Stamps collecting isn’t exactly among the first topics that come to mind when you talk about unusual sexualities, yet everybody seems to have been discussing just that in the last few days. Posti, the Finnish postal service, has announced that among the subjects of the regular stamps to be released next Fall, one sheet will be dedicated to local artist Touko Laaksonen (1920-1991) – who you probably know by his alias, Tom of Finland.
Depending on who relayed the news, this is a historic event or an unacceptable outrage. In fact, as you may have suspected by glancing at the picture on the left, Tom of Finland was a gay erotic artist. To be more precise, he was probably the greatest one – and surely the most influential from a historical perspective.
A shy man who grew up in a time and a country where homosexuality was a crime, for years he drew simply to visualize his forbidden fantasies – destroying each work as soon as he was done with it. The transition to commercial erotic art was difficult, both for lack of self-confidence and due to a series of unsuccessful partnerships with publishers who scammed him. It was only thanks to the insistence of a handful of collectors and to the friendship with the esteemed photographer Robert Mapplethorpe that he broke through on the international market, but when it finally happened he had a smashing success.
The appeal of his works was in the sheer technique learned from his past as an advertising specialist, supported by a revolutionary portrayal of the gay male figure. His characters were not the effeminate, scared little men typical of the homosexual iconography of his times, but hypermasculine hunks that wore their preferences with pride and a healthy dose of irony.

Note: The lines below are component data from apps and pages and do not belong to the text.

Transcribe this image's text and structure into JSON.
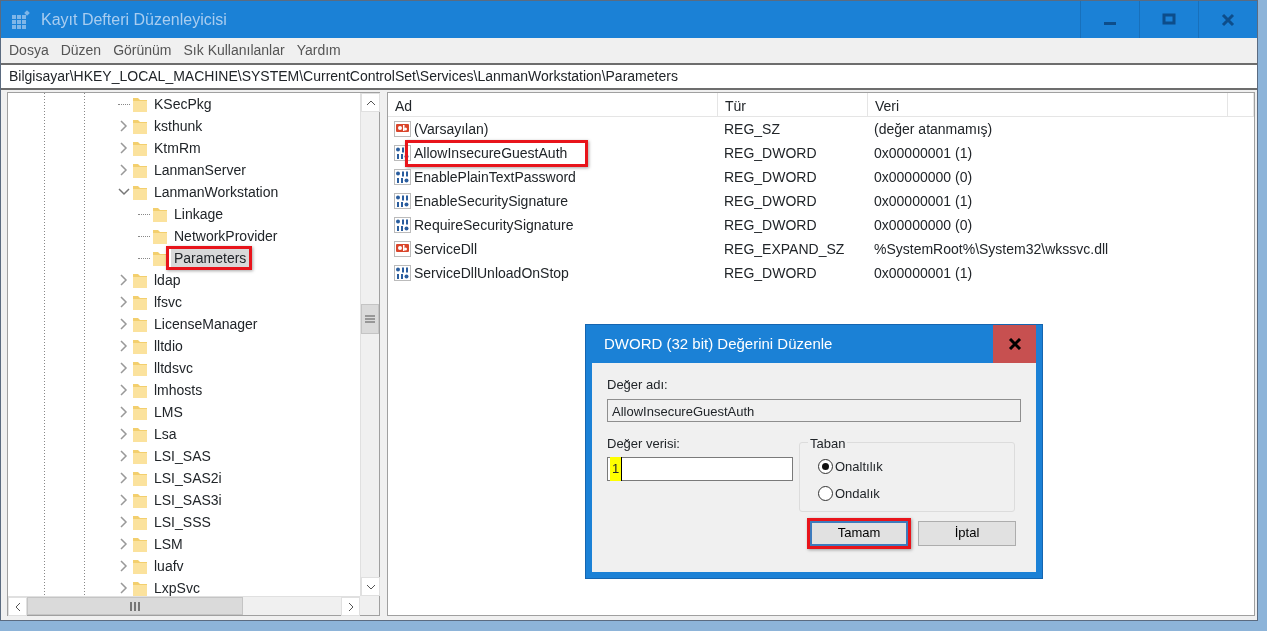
{
  "window": {
    "title": "Kayıt Defteri Düzenleyicisi"
  },
  "menu": [
    "Dosya",
    "Düzen",
    "Görünüm",
    "Sık Kullanılanlar",
    "Yardım"
  ],
  "address": "Bilgisayar\\HKEY_LOCAL_MACHINE\\SYSTEM\\CurrentControlSet\\Services\\LanmanWorkstation\\Parameters",
  "tree": [
    {
      "label": "KSecPkg",
      "kind": "leaf",
      "selected": false,
      "marked": false
    },
    {
      "label": "ksthunk",
      "kind": "branch",
      "expanded": false,
      "selected": false,
      "marked": false
    },
    {
      "label": "KtmRm",
      "kind": "branch",
      "expanded": false,
      "selected": false,
      "marked": false
    },
    {
      "label": "LanmanServer",
      "kind": "branch",
      "expanded": false,
      "selected": false,
      "marked": false
    },
    {
      "label": "LanmanWorkstation",
      "kind": "branch",
      "expanded": true,
      "selected": false,
      "marked": false,
      "children": [
        {
          "label": "Linkage",
          "kind": "leaf",
          "selected": false,
          "marked": false
        },
        {
          "label": "NetworkProvider",
          "kind": "leaf",
          "selected": false,
          "marked": false
        },
        {
          "label": "Parameters",
          "kind": "leaf",
          "selected": true,
          "marked": true
        }
      ]
    },
    {
      "label": "ldap",
      "kind": "branch",
      "expanded": false,
      "selected": false,
      "marked": false
    },
    {
      "label": "lfsvc",
      "kind": "branch",
      "expanded": false,
      "selected": false,
      "marked": false
    },
    {
      "label": "LicenseManager",
      "kind": "branch",
      "expanded": false,
      "selected": false,
      "marked": false
    },
    {
      "label": "lltdio",
      "kind": "branch",
      "expanded": false,
      "selected": false,
      "marked": false
    },
    {
      "label": "lltdsvc",
      "kind": "branch",
      "expanded": false,
      "selected": false,
      "marked": false
    },
    {
      "label": "lmhosts",
      "kind": "branch",
      "expanded": false,
      "selected": false,
      "marked": false
    },
    {
      "label": "LMS",
      "kind": "branch",
      "expanded": false,
      "selected": false,
      "marked": false
    },
    {
      "label": "Lsa",
      "kind": "branch",
      "expanded": false,
      "selected": false,
      "marked": false
    },
    {
      "label": "LSI_SAS",
      "kind": "branch",
      "expanded": false,
      "selected": false,
      "marked": false
    },
    {
      "label": "LSI_SAS2i",
      "kind": "branch",
      "expanded": false,
      "selected": false,
      "marked": false
    },
    {
      "label": "LSI_SAS3i",
      "kind": "branch",
      "expanded": false,
      "selected": false,
      "marked": false
    },
    {
      "label": "LSI_SSS",
      "kind": "branch",
      "expanded": false,
      "selected": false,
      "marked": false
    },
    {
      "label": "LSM",
      "kind": "branch",
      "expanded": false,
      "selected": false,
      "marked": false
    },
    {
      "label": "luafv",
      "kind": "branch",
      "expanded": false,
      "selected": false,
      "marked": false
    },
    {
      "label": "LxpSvc",
      "kind": "branch",
      "expanded": false,
      "selected": false,
      "marked": false
    }
  ],
  "values": {
    "columns": [
      "Ad",
      "Tür",
      "Veri"
    ],
    "rows": [
      {
        "kind": "string",
        "name": "(Varsayılan)",
        "type": "REG_SZ",
        "data": "(değer atanmamış)",
        "marked": false
      },
      {
        "kind": "binary",
        "name": "AllowInsecureGuestAuth",
        "type": "REG_DWORD",
        "data": "0x00000001 (1)",
        "marked": true
      },
      {
        "kind": "binary",
        "name": "EnablePlainTextPassword",
        "type": "REG_DWORD",
        "data": "0x00000000 (0)",
        "marked": false
      },
      {
        "kind": "binary",
        "name": "EnableSecuritySignature",
        "type": "REG_DWORD",
        "data": "0x00000001 (1)",
        "marked": false
      },
      {
        "kind": "binary",
        "name": "RequireSecuritySignature",
        "type": "REG_DWORD",
        "data": "0x00000000 (0)",
        "marked": false
      },
      {
        "kind": "string",
        "name": "ServiceDll",
        "type": "REG_EXPAND_SZ",
        "data": "%SystemRoot%\\System32\\wkssvc.dll",
        "marked": false
      },
      {
        "kind": "binary",
        "name": "ServiceDllUnloadOnStop",
        "type": "REG_DWORD",
        "data": "0x00000001 (1)",
        "marked": false
      }
    ]
  },
  "dialog": {
    "title": "DWORD (32 bit) Değerini Düzenle",
    "name_label": "Değer adı:",
    "name_value": "AllowInsecureGuestAuth",
    "data_label": "Değer verisi:",
    "data_value": "1",
    "data_highlighted": true,
    "base_label": "Taban",
    "bases": [
      {
        "label": "Onaltılık",
        "selected": true
      },
      {
        "label": "Ondalık",
        "selected": false
      }
    ],
    "buttons": [
      {
        "label": "Tamam",
        "default": true,
        "marked": true
      },
      {
        "label": "İptal",
        "default": false,
        "marked": false
      }
    ]
  }
}
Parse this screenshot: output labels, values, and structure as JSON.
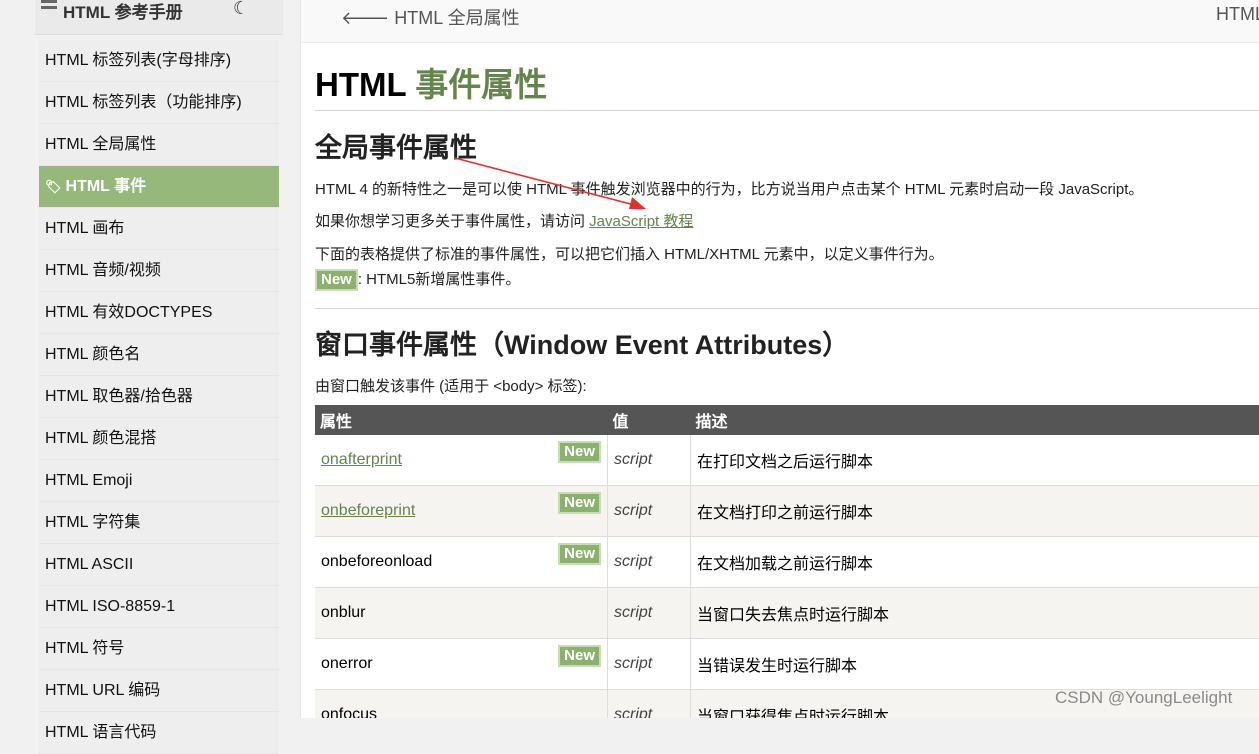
{
  "sidebar": {
    "title": "HTML 参考手册",
    "items": [
      {
        "label": "HTML 标签列表(字母排序)"
      },
      {
        "label": "HTML 标签列表（功能排序)"
      },
      {
        "label": "HTML 全局属性"
      },
      {
        "label": "HTML 事件",
        "active": true
      },
      {
        "label": "HTML 画布"
      },
      {
        "label": "HTML 音频/视频"
      },
      {
        "label": "HTML 有效DOCTYPES"
      },
      {
        "label": "HTML 颜色名"
      },
      {
        "label": "HTML 取色器/拾色器"
      },
      {
        "label": "HTML 颜色混搭"
      },
      {
        "label": "HTML Emoji"
      },
      {
        "label": "HTML 字符集"
      },
      {
        "label": "HTML ASCII"
      },
      {
        "label": "HTML ISO-8859-1"
      },
      {
        "label": "HTML 符号"
      },
      {
        "label": "HTML URL 编码"
      },
      {
        "label": "HTML 语言代码"
      }
    ]
  },
  "topbar": {
    "back_label": "HTML 全局属性",
    "next_label": "HTML"
  },
  "page": {
    "title_prefix": "HTML",
    "title_accent": "事件属性",
    "section1_title": "全局事件属性",
    "p1": "HTML 4 的新特性之一是可以使 HTML 事件触发浏览器中的行为，比方说当用户点击某个 HTML 元素时启动一段 JavaScript。",
    "p2_text": "如果你想学习更多关于事件属性，请访问 ",
    "p2_link": "JavaScript 教程",
    "p3": "下面的表格提供了标准的事件属性，可以把它们插入 HTML/XHTML 元素中，以定义事件行为。",
    "new_badge": "New",
    "p4": ": HTML5新增属性事件。",
    "section2_title": "窗口事件属性（Window Event Attributes）",
    "p5": "由窗口触发该事件 (适用于 <body> 标签):"
  },
  "table": {
    "headers": [
      "属性",
      "值",
      "描述"
    ],
    "rows": [
      {
        "attr": "onafterprint",
        "link": true,
        "new": true,
        "value": "script",
        "desc": "在打印文档之后运行脚本"
      },
      {
        "attr": "onbeforeprint",
        "link": true,
        "new": true,
        "value": "script",
        "desc": "在文档打印之前运行脚本"
      },
      {
        "attr": "onbeforeonload",
        "link": false,
        "new": true,
        "value": "script",
        "desc": "在文档加载之前运行脚本"
      },
      {
        "attr": "onblur",
        "link": false,
        "new": false,
        "value": "script",
        "desc": "当窗口失去焦点时运行脚本"
      },
      {
        "attr": "onerror",
        "link": false,
        "new": true,
        "value": "script",
        "desc": "当错误发生时运行脚本"
      },
      {
        "attr": "onfocus",
        "link": false,
        "new": false,
        "value": "script",
        "desc": "当窗口获得焦点时运行脚本"
      }
    ]
  },
  "watermark": "CSDN @YoungLeelight",
  "colors": {
    "accent": "#64854c",
    "active_nav": "#96b97b",
    "badge": "#8ab26d",
    "table_header": "#555555",
    "annotation_arrow": "#e0322f"
  }
}
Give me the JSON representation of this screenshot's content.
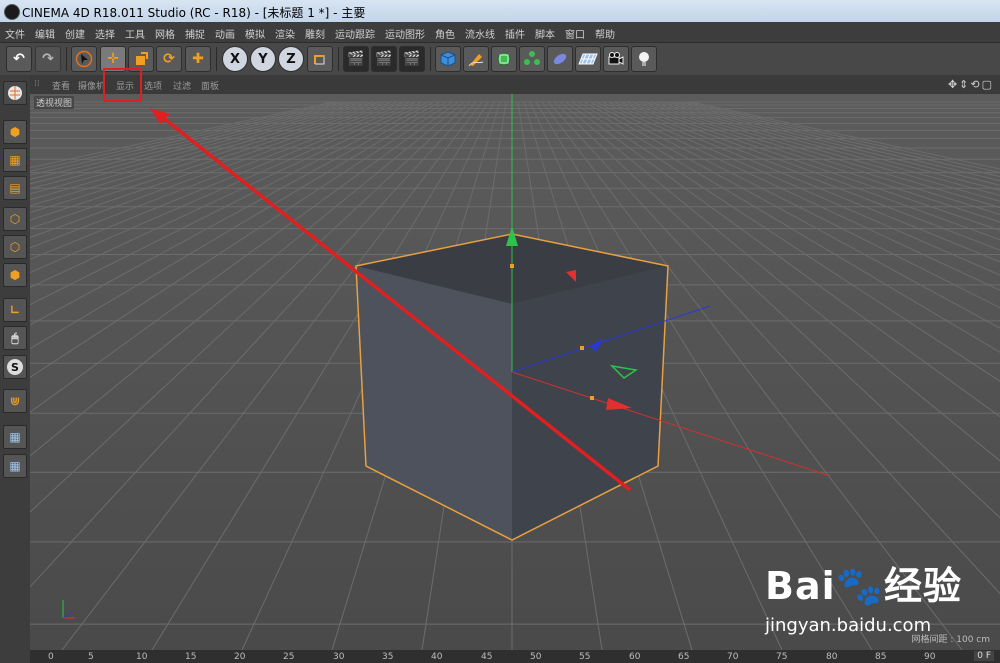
{
  "window": {
    "title": "CINEMA 4D R18.011 Studio (RC - R18) - [未标题 1 *] - 主要"
  },
  "menu": [
    "文件",
    "编辑",
    "创建",
    "选择",
    "工具",
    "网格",
    "捕捉",
    "动画",
    "模拟",
    "渲染",
    "雕刻",
    "运动跟踪",
    "运动图形",
    "角色",
    "流水线",
    "插件",
    "脚本",
    "窗口",
    "帮助"
  ],
  "toolbar": {
    "undo": "↶",
    "redo": "↷",
    "x": "X",
    "y": "Y",
    "z": "Z"
  },
  "viewport": {
    "menu": [
      "查看",
      "摄像机",
      "显示",
      "选项",
      "过滤",
      "面板"
    ],
    "label": "透视视图",
    "grid_spacing": "网格间距 : 100 cm",
    "nav": "✥⇕⟲▢"
  },
  "timeline": {
    "ticks": [
      "0",
      "5",
      "10",
      "15",
      "20",
      "25",
      "30",
      "35",
      "40",
      "45",
      "50",
      "55",
      "60",
      "65",
      "70",
      "75",
      "80",
      "85",
      "90"
    ],
    "frame": "0 F"
  },
  "watermark": {
    "logo": "Bai🐾经验",
    "url": "jingyan.baidu.com"
  },
  "colors": {
    "accent": "#f0a020",
    "highlight": "#e02020",
    "x_axis": "#e03030",
    "y_axis": "#2ec24a",
    "z_axis": "#2a3ad0"
  }
}
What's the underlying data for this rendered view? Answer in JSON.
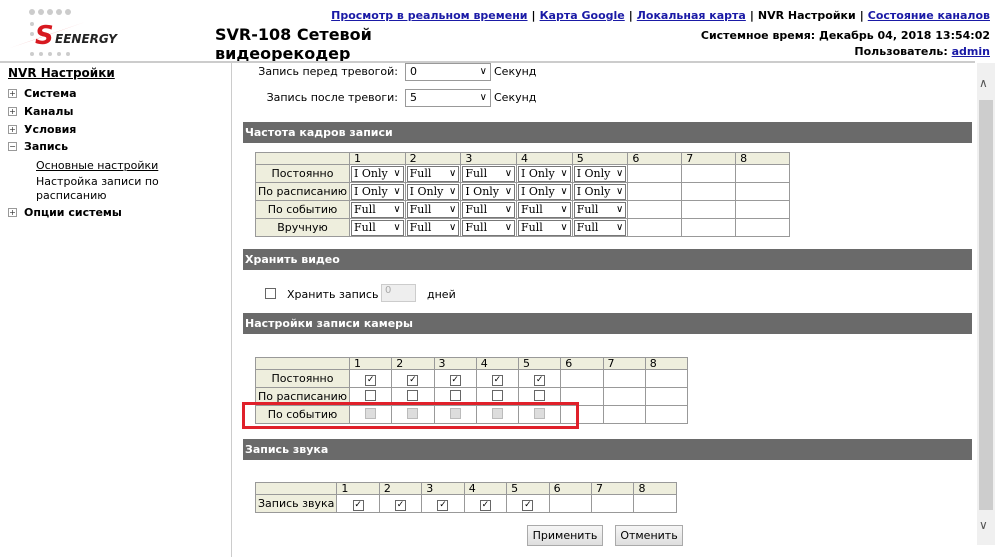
{
  "header": {
    "logo_text": "SEENERGY",
    "title_line1": "SVR-108 Сетевой",
    "title_line2": "видеорекодер",
    "links": [
      "Просмотр в реальном времени",
      "Карта Google",
      "Локальная карта",
      "NVR Настройки",
      "Состояние каналов"
    ],
    "system_time": "Системное время: Декабрь 04, 2018 13:54:02",
    "user_label": "Пользователь:",
    "user": "admin"
  },
  "sidebar": {
    "title": "NVR Настройки",
    "items": [
      "Система",
      "Каналы",
      "Условия",
      "Запись",
      "Опции системы"
    ],
    "subitems": [
      "Основные настройки",
      "Настройка записи по расписанию"
    ]
  },
  "prealarm": {
    "label": "Запись перед тревогой:",
    "value": "0",
    "unit": "Секунд"
  },
  "postalarm": {
    "label": "Запись после тревоги:",
    "value": "5",
    "unit": "Секунд"
  },
  "sections": {
    "framerate": "Частота кадров записи",
    "keep": "Хранить видео",
    "camera": "Настройки записи камеры",
    "audio": "Запись звука"
  },
  "channels": [
    "1",
    "2",
    "3",
    "4",
    "5",
    "6",
    "7",
    "8"
  ],
  "framerate_rows": [
    {
      "label": "Постоянно",
      "values": [
        "I Only",
        "Full",
        "Full",
        "I Only",
        "I Only"
      ]
    },
    {
      "label": "По расписанию",
      "values": [
        "I Only",
        "I Only",
        "I Only",
        "I Only",
        "I Only"
      ]
    },
    {
      "label": "По событию",
      "values": [
        "Full",
        "Full",
        "Full",
        "Full",
        "Full"
      ]
    },
    {
      "label": "Вручную",
      "values": [
        "Full",
        "Full",
        "Full",
        "Full",
        "Full"
      ]
    }
  ],
  "keep": {
    "label": "Хранить запись",
    "value": "0",
    "unit": "дней",
    "checked": false
  },
  "camera_rows": [
    {
      "label": "Постоянно",
      "state": "checked"
    },
    {
      "label": "По расписанию",
      "state": "unchecked"
    },
    {
      "label": "По событию",
      "state": "disabled"
    }
  ],
  "audio_row": {
    "label": "Запись звука",
    "state": "checked"
  },
  "buttons": {
    "apply": "Применить",
    "cancel": "Отменить"
  },
  "colors": {
    "section_bg": "#6a6a6a",
    "highlight": "#e0202a",
    "link": "#1a1aa6"
  }
}
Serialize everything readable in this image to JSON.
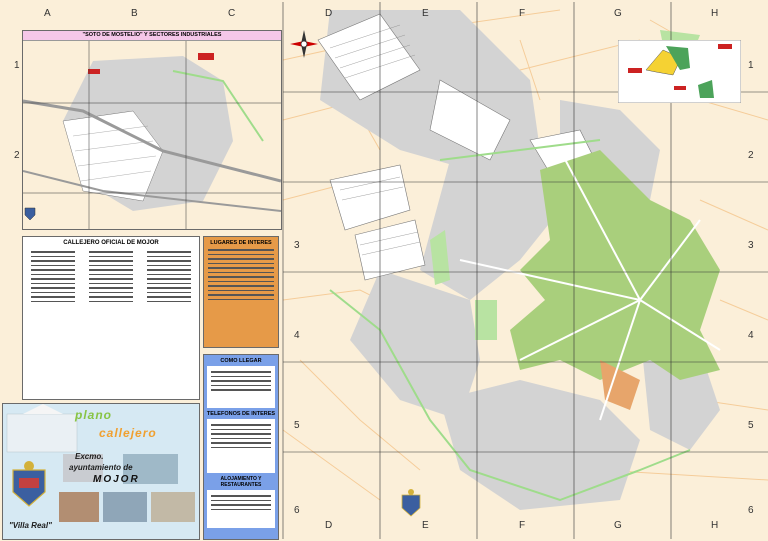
{
  "grid": {
    "columns": [
      "A",
      "B",
      "C",
      "D",
      "E",
      "F",
      "G",
      "H"
    ],
    "rows": [
      "1",
      "2",
      "3",
      "4",
      "5",
      "6"
    ]
  },
  "inset": {
    "title": "\"SOTO DE MOSTELIO\" Y SECTORES INDUSTRIALES"
  },
  "index_panel": {
    "title": "CALLEJERO OFICIAL DE MOJOR"
  },
  "places_panel": {
    "title": "LUGARES DE INTERES"
  },
  "howto_panel": {
    "title": "COMO LLEGAR"
  },
  "phones_panel": {
    "title": "TELEFONOS DE INTERES"
  },
  "lodging_panel": {
    "title": "ALOJAMIENTO Y RESTAURANTES"
  },
  "cover": {
    "word1": "plano",
    "word2": "callejero",
    "line1": "Excmo.",
    "line2": "ayuntamiento de",
    "town": "MOJOR",
    "motto": "\"Villa Real\""
  },
  "colors": {
    "map_bg": "#fbefd9",
    "old_town": "#a9cf7c",
    "blocks": "#d3d3d3",
    "parks": "#b8e3a2",
    "places_panel": "#e69a48",
    "howto_panel": "#7aa0e8",
    "inset_header": "#f5c7e9"
  },
  "icons": [
    "compass-rose-icon",
    "coat-of-arms-icon",
    "locator-map-icon"
  ]
}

Most illustrations included fetish uniforms: what was just a personal fixation happened to capture the spirit of early leather culture so well that the two things became one. Suddenly, gay men worldwide began working out and dress just like Tom’s characters, adopting a look so stereotypical to be called ‘leatherclone’. It is no exaggeration to say that Laaksonen’s art shaped the contemporary male fetish scene worldwide for decades, making him one of the most influential Finnish visual artists ever.
In this view Posti’s choice is perfectly logic and commendable, no matter what homophobes say. This idea does pose a problem, however: a huge one that nobody seems to have noticed. Tom of Finland’s stamps can land you in jail.
There is no doubt that the illustrations chosen for the stamps are not explicitly pornographic, yet their erotic tone is also evident. And guess what? Most nations expressly forbid to send erotic and generally “adult” material by mail. This is common practice worldwide and even more in repressive countries such as Muslim nations, Russia, Uganda and others, where “promoting” gay culture is a serious criminal offence. Placing a (self-adhesive) Tom stamp on a letter means to self-indict both you and your penpal – whose names are clearly written on the envelope – twice, if it is international mail.
“Forbidden” stamps have been routinely banned, defaced and destroyed or returned to sender with their mail. The most famous case was probably a Spanish stamp depicting Goya’s masterpiece La maja desnuda, which in 1930 created a global scandal and the disruption of the US postal service for months. Technically speaking, sending the Finnish stamps as part of the content is even worse: many mail services (case in point: Canada) randomly check the material they process for criminal evidence… and most legislations forbid to send stamps by mail.
Yes, the whole setup is so absurd that various artists throughout the years have even protested it by creating explicit fake stamps to draw attention to the issue. Aren’t you glad that email has made digital surveillance so much straightforward for everyone?